What is required → In this exercise, reproduce all the entries that follow exactly.

Excerpts from an interface dataset →
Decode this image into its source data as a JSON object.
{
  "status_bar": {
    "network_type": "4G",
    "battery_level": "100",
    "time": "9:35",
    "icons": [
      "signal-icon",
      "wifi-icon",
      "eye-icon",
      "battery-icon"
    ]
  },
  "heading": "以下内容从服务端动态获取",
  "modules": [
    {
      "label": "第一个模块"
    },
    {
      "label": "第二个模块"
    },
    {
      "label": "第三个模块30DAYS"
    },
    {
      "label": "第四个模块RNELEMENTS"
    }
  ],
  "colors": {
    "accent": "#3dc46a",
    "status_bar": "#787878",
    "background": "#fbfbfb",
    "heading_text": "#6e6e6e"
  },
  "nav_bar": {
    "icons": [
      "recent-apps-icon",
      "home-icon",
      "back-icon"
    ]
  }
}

Solved problem →
Decode this image into its source data as a JSON object.
{
  "status_bar": {
    "network_type": "4G",
    "battery_level": "100",
    "time": "9:35",
    "icons": [
      "signal-icon",
      "wifi-icon",
      "eye-icon",
      "battery-icon"
    ]
  },
  "heading": "以下内容从服务端动态获取",
  "modules": [
    {
      "label": "第一个模块"
    },
    {
      "label": "第二个模块"
    },
    {
      "label": "第三个模块30DAYS"
    },
    {
      "label": "第四个模块RNELEMENTS"
    }
  ],
  "colors": {
    "accent": "#3dc46a",
    "status_bar": "#787878",
    "background": "#fbfbfb",
    "heading_text": "#6e6e6e"
  },
  "nav_bar": {
    "icons": [
      "recent-apps-icon",
      "home-icon",
      "back-icon"
    ]
  }
}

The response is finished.